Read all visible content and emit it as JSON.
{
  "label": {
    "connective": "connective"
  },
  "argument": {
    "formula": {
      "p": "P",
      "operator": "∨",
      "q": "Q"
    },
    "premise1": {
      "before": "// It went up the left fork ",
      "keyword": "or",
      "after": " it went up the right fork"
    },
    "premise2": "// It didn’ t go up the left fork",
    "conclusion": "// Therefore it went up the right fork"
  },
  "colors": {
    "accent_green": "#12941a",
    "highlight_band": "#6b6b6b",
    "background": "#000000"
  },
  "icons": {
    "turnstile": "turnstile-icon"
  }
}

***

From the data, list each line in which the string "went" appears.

> **Answer area**:
      "before": "// It went up the left fork ",
      "after": " it went up the right fork"
    "conclusion": "// Therefore it went up the right fork"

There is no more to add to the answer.